Wake Up on Mars Dea Gjinovci, Fully subtitled in English. Two teenage sisters, Ibadeta and Djeneta, lie in a vegetative state in the small Swedish home of their Kosovar family with “resignation syndrome,” a condition that can affect asylum-seeking children, often following a threat of deportation.
Love Child Eva Mulvad, The love story of Leila and Sahand, their escape from Iran where, while married to other people, they fell in love. Adultery is punishable by death, and divorce is forbidden, and run for their lives to Turkey.
Maxima Claudia Sparrow the story of Máxima Acuña and her family, who live in the Peruvian Highlands, relying solely on the environment, but threatened by a multi-billion-dollar gold-mining operation. Máxima takes her case to the World Bank in Washington, D.C.
21 Black Futures is a project by Obsidian Theatre Artistic Director Mumbi Tindyebwa Otu in which actors speak to the question “What is the future of Blackness” via 21 powerful original monodramas. Written, directed and performed by Black performers including Lawrence Hill, Cheryl Fogo, Amanda Parris, Charles Officer and Cory Bowles. Available starting today on CBC Gem and digital TIFF. Here are some of the titles.
The Death News Written by Amanda Parris, Directed by Charles Officer, Performed by Lovell Adams-Gray. On CBC Gem February 12
Jah in the Ever-Expanding Song, Written by Kaie Kellough, Directed by d’bi young anitafrika, Performed by Ravyn Wngz February 12

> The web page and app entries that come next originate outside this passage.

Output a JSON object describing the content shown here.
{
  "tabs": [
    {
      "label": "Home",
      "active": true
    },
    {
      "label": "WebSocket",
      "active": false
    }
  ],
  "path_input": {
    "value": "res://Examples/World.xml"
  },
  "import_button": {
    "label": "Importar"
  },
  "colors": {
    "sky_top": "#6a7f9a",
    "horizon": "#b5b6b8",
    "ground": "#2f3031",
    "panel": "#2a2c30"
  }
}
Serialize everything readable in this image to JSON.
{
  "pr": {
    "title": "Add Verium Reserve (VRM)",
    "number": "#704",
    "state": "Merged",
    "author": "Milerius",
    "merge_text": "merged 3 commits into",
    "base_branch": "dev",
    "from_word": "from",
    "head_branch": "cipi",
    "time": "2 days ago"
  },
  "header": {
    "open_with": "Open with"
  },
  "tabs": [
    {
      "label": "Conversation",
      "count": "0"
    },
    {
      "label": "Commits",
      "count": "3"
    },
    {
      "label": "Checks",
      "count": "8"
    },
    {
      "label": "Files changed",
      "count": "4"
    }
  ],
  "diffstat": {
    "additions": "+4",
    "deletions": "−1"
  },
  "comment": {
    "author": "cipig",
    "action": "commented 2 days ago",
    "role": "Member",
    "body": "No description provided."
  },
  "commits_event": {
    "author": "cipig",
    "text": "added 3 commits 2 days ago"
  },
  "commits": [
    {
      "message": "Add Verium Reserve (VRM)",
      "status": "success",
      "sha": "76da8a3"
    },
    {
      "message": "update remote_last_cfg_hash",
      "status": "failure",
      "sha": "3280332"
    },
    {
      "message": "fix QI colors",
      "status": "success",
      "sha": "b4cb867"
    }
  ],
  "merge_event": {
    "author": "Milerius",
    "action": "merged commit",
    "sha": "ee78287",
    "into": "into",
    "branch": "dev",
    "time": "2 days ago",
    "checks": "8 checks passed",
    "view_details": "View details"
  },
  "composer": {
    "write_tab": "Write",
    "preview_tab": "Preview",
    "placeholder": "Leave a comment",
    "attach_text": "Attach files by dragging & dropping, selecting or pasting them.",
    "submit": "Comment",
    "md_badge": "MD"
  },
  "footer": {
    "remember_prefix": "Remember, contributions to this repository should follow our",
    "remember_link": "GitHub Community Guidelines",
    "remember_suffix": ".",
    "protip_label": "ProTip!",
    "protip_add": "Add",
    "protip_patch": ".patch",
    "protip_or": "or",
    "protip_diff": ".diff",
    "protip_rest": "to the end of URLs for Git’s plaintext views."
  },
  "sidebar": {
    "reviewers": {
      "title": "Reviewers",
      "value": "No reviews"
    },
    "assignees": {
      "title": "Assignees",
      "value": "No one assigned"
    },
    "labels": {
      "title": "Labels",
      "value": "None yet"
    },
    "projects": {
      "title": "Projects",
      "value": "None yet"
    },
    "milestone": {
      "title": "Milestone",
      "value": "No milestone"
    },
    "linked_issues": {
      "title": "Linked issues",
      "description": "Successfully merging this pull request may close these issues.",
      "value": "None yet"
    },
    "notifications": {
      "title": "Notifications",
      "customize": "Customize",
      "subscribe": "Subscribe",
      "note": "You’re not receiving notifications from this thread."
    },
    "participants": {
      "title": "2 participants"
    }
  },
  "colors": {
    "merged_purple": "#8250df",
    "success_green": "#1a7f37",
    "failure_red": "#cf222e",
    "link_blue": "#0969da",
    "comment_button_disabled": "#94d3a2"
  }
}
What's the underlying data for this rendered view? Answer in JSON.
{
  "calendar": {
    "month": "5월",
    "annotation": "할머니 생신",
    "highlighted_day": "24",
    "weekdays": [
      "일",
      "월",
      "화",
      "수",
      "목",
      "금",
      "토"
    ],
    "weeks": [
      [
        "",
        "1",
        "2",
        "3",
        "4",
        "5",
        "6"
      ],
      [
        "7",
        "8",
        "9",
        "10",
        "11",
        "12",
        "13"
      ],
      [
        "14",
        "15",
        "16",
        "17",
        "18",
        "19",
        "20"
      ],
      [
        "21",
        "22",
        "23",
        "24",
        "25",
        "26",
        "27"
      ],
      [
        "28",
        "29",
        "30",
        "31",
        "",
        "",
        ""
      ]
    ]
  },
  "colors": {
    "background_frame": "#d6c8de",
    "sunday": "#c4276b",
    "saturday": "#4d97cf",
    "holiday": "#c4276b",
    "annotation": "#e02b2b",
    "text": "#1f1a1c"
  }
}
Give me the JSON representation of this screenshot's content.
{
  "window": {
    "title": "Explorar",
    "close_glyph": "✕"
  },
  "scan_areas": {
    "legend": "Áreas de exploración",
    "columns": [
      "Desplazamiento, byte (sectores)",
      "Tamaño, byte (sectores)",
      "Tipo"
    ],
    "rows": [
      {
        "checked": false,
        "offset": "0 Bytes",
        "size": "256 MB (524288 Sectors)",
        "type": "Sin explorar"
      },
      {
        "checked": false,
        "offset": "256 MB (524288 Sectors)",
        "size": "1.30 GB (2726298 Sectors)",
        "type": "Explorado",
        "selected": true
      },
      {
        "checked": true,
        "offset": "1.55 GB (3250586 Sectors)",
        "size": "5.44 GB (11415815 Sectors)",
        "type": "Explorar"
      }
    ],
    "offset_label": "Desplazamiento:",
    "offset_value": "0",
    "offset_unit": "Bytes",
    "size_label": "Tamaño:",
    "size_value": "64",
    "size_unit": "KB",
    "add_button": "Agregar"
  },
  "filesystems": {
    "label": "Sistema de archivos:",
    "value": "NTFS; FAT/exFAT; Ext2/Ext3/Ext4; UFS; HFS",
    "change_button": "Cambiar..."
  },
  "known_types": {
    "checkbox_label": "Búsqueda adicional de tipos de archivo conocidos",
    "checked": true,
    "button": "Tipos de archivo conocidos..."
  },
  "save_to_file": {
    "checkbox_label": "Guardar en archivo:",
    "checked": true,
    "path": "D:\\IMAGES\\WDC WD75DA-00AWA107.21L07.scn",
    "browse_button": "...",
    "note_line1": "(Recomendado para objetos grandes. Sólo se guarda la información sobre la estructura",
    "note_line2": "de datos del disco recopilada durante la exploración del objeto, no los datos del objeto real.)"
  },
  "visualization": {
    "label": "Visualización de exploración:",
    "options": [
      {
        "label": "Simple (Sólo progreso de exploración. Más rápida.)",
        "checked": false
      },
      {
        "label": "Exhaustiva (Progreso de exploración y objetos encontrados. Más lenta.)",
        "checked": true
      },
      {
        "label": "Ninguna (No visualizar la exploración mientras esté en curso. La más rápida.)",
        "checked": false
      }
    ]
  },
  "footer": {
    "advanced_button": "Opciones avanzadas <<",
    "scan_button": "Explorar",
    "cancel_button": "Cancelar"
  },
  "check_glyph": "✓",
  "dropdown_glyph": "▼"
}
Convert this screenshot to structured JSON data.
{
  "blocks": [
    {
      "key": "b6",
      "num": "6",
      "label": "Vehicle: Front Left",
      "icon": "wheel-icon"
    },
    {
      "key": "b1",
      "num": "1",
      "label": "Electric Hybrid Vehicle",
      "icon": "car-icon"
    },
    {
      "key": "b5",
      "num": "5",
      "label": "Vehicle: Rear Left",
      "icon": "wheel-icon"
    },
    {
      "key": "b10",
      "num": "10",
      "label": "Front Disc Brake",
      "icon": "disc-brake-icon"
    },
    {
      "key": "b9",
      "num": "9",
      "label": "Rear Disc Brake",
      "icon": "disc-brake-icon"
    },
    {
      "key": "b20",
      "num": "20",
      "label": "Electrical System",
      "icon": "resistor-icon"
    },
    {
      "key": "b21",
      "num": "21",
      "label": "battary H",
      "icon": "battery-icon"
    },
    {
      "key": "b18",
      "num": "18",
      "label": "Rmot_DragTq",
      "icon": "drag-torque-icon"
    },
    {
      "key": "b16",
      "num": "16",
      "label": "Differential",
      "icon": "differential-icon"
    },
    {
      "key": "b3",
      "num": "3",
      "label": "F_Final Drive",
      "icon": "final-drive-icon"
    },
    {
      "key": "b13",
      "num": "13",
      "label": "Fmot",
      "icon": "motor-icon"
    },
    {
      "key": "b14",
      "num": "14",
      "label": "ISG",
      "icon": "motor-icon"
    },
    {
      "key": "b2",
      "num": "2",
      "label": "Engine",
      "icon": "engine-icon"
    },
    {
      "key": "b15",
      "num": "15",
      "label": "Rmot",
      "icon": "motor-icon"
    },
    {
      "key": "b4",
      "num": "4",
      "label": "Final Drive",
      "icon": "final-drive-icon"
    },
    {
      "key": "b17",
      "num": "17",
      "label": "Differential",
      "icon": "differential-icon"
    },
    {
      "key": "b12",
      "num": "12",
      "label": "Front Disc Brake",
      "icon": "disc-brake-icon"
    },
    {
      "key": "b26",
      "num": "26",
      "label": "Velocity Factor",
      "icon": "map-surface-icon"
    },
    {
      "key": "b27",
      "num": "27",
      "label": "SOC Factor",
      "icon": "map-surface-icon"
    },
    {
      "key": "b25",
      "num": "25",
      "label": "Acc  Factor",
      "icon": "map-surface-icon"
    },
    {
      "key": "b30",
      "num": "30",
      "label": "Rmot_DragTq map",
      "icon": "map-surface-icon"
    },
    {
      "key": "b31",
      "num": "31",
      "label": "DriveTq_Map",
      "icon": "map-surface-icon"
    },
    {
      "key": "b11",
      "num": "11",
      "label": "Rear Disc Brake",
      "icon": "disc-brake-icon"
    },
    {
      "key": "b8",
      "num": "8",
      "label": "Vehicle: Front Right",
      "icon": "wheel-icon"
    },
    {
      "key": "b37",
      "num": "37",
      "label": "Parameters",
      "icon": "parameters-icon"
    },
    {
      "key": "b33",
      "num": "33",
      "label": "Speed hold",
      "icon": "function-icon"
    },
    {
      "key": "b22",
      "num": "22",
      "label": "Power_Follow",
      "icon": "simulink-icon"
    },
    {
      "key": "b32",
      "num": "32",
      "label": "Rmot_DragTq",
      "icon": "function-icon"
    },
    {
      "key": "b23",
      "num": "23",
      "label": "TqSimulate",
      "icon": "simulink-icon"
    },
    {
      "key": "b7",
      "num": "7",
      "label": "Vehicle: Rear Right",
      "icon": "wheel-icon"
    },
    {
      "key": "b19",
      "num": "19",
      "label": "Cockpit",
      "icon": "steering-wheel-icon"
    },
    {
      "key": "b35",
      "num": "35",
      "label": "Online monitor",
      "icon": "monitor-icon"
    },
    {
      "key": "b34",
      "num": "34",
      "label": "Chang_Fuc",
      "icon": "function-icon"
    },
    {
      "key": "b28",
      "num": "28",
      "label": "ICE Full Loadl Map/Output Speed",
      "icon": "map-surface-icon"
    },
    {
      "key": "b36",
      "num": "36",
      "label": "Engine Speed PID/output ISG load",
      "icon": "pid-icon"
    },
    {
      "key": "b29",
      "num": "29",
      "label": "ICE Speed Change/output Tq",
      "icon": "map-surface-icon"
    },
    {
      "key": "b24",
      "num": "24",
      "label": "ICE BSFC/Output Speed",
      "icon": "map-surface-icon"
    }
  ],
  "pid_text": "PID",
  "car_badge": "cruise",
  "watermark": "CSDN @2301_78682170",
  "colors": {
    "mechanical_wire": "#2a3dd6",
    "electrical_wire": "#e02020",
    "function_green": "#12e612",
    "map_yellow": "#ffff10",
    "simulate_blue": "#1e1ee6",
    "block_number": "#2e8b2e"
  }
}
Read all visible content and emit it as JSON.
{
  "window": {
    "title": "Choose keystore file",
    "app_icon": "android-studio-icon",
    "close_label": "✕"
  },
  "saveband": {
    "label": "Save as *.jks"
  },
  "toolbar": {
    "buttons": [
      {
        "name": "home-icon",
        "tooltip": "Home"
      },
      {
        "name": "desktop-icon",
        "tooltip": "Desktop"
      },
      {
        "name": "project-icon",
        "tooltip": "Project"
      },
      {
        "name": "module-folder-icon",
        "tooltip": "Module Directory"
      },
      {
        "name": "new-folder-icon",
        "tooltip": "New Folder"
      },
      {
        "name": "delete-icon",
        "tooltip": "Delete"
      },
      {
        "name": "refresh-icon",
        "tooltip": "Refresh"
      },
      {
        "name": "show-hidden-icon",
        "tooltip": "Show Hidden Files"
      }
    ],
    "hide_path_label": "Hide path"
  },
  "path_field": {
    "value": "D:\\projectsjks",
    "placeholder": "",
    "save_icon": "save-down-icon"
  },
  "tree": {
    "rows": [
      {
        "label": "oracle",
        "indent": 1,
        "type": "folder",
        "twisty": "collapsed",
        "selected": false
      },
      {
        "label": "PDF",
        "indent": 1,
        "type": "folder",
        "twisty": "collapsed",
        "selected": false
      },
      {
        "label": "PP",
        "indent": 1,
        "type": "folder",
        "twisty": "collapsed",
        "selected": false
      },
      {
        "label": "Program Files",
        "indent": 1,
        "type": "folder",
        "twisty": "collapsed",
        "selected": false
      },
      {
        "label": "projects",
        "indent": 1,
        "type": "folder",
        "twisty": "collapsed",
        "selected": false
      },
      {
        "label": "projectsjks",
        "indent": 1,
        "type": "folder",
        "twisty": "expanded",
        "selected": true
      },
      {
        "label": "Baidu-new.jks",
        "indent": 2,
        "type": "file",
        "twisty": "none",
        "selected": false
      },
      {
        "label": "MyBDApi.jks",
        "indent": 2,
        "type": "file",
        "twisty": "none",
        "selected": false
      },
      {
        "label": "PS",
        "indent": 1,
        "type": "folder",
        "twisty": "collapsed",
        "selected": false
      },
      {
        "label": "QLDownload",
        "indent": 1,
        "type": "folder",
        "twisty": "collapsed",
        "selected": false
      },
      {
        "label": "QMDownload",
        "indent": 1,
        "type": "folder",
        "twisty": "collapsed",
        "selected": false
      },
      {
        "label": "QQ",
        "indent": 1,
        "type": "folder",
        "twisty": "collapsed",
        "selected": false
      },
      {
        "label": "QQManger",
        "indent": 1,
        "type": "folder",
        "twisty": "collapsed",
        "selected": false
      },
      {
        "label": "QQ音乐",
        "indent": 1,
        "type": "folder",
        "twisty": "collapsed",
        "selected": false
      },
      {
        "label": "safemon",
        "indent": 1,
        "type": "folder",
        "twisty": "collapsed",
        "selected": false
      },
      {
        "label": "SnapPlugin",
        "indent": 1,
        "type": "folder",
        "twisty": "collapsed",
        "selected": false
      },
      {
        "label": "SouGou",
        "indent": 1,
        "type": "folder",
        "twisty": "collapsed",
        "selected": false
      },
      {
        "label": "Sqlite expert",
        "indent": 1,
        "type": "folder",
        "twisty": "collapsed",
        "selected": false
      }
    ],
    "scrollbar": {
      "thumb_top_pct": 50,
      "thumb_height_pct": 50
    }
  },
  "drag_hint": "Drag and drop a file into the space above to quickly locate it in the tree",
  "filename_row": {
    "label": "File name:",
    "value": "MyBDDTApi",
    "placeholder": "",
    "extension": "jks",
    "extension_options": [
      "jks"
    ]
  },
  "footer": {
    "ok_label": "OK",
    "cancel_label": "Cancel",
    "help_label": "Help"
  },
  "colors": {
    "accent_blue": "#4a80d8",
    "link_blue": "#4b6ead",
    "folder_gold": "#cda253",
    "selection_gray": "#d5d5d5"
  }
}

Sensitivity Written by Lawrence Hill, Directed by Mike Payette, Performed by Sabryn Rock, February 12
Emmett – Written by Syrus Marcus Ware, Directed by Tanisha Taitt, Performed by Prince Amponsah. February 19
Rebirth of the Afronauts Written by Motion, Directed by Jerome Kruin, Performed by Chelsea Russell, February 19
Special Written by Keshia Cheesman, Directed by Jay Northcott, Performed by Avery Grant February 19
Umja Corp Written by Jacob Sampson, directed by Leighton Alexander Williams, performed by Pablo Ogunlesi February 19
Cavities Written by K.P Dennis. Directed by Mumbi Tindyebwa Otu, Performed by Alison Sealy-Smith February 26